Overall, the normal grieving process for most people takes around 6-12 months until they have significantly reconnected with life, though milder sadness may linger. The following table summarizes the typical stages of pet grief and their duration:

Stage Duration
Shock and Denial 1-3 days
Sadness and Yearning 2-3 weeks most intense
Anger and Guilt 2-4 weeks
Reorganization and Reconnection 2-6 months

Factors That Influence Length of Grieving

While the above provides general timeframes, many factors influence how quickly or slowly someone progresses through pet grief, including:

  • Length of ownership – Losing a pet you had for over 10 years is harder than one you had for only a year.
  • Quality of relationship – Closer bonds naturally lead to more intense grief.
  • Level of attachment – For some a pet is like a child, for others more disposable.
  • Circumstances of death – Sudden deaths are more difficult to accept.
  • Being present at death – Witnessing a pet’s death can ease guilt but also be traumatic.
  • Other life stressors – Grief may be compounded by additional losses or changes.
  • Personality and coping style – Some personalities just handle loss better.
  • Social support system – Support from others helps speed recovery.

As these factors illustrate, pet loss grief is a highly individualized experience that varies significantly between different people. Some may heal within months, while for others it takes over a year. Judging oneself against a “standard grieving timeframe” is never useful when grieving a loved pet.

Coping Strategies to Manage Pet Loss Grief

There are a variety of strategies people can employ to help cope with feelings of grief and better manage the grieving process after losing a cherished animal companion:

  • Talk about your feelings – Sharing with sympathetic friends helps you process grief.
  • Join a pet loss support group – Connecting with others experiencing similar grief can be very comforting.
  • Hold a memorial service – A special service or ritual helps provide closure.
  • Look through old photos – Photos help you focus on happy memories.
  • Write about your grief – Keeping a journal can help make sense of overwhelming feelings.
  • Get lots of rest – Grieving is exhausting, so don’t neglect sleep needs.
  • Postpone major decisions – Grief can impair decision-making abilities for a time.
  • Be patient – Accept that grief comes in waves and takes time to subside.
  • Try alternative therapies – Things like meditation, acupuncture or massage can be comforting.
  • Consider a new pet – For some, a new animal companion helps them move forward.

The most important coping strategy is simply to be gentle with yourself and allow the grieving process to naturally progress at its own pace, without judgement. Losing a beloved animal who has been part of your daily life for years is one of the most painful experiences a pet owner will endure.

When to Seek Additional Help for Pet Loss Grief

While it is normal to feel overwhelmed and devastated by pet loss, some circumstances may warrant seeking additional help from a mental health provider:

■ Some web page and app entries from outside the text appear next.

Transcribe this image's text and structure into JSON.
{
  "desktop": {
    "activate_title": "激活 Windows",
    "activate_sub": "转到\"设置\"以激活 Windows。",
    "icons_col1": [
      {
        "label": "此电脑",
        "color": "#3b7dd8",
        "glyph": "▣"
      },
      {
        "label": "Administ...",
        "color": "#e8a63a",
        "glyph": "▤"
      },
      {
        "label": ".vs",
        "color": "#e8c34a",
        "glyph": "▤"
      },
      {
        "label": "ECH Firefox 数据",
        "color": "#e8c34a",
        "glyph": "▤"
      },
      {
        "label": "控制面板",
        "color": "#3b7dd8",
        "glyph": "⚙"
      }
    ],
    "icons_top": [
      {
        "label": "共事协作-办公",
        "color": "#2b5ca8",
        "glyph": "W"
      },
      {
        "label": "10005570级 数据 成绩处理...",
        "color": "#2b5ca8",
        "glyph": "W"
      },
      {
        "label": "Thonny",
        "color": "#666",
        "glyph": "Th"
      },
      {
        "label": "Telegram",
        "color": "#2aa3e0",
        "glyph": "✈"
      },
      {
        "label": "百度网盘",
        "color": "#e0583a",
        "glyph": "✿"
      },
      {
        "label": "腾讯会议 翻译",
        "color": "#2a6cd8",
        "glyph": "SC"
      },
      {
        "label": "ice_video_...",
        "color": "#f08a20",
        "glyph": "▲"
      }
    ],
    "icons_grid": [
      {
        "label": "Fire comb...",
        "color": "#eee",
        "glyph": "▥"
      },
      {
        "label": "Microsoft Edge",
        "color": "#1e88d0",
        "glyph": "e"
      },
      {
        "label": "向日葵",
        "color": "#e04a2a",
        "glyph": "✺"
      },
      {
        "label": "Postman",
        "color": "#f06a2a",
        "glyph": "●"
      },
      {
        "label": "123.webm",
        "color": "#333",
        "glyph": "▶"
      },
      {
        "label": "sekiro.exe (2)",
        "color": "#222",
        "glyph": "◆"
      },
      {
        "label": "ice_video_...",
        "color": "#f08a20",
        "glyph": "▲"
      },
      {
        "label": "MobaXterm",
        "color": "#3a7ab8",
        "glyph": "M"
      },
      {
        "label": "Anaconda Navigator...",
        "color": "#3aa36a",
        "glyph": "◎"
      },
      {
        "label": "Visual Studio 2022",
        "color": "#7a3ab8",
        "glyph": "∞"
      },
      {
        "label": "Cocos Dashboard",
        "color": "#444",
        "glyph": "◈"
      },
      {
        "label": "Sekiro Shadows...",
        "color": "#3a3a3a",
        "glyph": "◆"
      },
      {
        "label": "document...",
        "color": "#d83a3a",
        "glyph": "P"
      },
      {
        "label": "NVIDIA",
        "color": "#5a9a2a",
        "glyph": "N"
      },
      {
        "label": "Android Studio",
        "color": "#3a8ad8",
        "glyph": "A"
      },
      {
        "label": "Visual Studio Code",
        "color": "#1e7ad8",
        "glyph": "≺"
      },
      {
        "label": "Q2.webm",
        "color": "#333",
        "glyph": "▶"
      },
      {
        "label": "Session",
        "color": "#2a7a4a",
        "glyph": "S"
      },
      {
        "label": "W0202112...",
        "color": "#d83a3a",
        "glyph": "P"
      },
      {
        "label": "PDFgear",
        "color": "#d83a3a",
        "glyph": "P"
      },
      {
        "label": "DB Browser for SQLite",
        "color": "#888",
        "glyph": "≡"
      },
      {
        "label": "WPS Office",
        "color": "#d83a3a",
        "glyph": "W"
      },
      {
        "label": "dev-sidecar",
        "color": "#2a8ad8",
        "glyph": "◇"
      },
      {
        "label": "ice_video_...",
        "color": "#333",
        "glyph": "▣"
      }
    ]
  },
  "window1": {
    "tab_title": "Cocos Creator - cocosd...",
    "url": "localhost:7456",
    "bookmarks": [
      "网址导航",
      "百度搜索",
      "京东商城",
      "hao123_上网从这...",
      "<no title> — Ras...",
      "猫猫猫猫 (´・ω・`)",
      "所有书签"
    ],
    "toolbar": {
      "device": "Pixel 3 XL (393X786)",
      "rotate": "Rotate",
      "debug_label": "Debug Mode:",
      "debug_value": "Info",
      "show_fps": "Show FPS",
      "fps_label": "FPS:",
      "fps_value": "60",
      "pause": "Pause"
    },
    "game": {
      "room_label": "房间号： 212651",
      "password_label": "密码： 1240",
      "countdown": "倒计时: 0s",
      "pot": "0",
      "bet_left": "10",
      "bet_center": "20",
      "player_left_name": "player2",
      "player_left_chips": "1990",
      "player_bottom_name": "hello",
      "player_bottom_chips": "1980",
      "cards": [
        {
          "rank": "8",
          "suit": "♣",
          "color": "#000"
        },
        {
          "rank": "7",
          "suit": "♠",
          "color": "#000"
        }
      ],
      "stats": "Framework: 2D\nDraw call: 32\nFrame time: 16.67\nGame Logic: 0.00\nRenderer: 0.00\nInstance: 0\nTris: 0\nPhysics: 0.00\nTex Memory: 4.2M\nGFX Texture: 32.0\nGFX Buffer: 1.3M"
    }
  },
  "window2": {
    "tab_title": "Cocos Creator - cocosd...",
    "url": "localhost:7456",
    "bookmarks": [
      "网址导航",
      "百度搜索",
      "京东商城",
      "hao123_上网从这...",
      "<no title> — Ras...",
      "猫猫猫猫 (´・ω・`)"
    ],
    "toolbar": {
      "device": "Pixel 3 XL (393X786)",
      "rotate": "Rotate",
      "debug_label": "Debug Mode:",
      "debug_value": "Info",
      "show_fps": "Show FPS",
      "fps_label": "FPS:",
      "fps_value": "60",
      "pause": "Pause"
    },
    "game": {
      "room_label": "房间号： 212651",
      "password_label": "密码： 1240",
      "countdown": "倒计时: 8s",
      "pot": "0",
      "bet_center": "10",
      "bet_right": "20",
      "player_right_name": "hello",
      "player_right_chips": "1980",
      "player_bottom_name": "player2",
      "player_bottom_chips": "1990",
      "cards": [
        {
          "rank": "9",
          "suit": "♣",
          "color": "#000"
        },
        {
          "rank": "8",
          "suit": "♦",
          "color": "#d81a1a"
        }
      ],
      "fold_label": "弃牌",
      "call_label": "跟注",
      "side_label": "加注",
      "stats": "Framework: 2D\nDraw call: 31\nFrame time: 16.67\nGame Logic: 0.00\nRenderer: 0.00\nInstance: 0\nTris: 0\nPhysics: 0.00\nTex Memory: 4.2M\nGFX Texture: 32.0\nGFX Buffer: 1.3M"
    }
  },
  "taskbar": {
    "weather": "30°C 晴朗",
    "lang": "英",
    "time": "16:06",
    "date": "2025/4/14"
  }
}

  • If grief symptoms are not improving after 6 months
  • Thoughts of suicide or dying to be with your pet
  • Feeling unable to function normally in daily life
  • Turning to unhealthy coping mechanisms like substance abuse
  • Suffering from severe depression or anxiety
  • Prolonged inability to get adequate sleep

A small percentage of people have such intense and prolonged grief reactions that professional counseling is needed. There is no shame in seeking help to weather an extremely painful storm. Many vets and pet loss services have connections to pet bereavement counselors and support groups.


There is no set timeframe dictating how long it “should” take to grieve the loss of a beloved pet. For most people, the most intense grief occurs in the first 2-3 months, gradually lifting over 6-12 months. However, factors like the relationship with the pet and circumstances of the death greatly affect grief reactions. Coping strategies like talking to empathetic friends, establishing rituals, and seeking counseling when needed can help you through this painful grieving process. Being patient and kind to yourself is key – your grief is a reflection of the depth of your love for your cherished animal.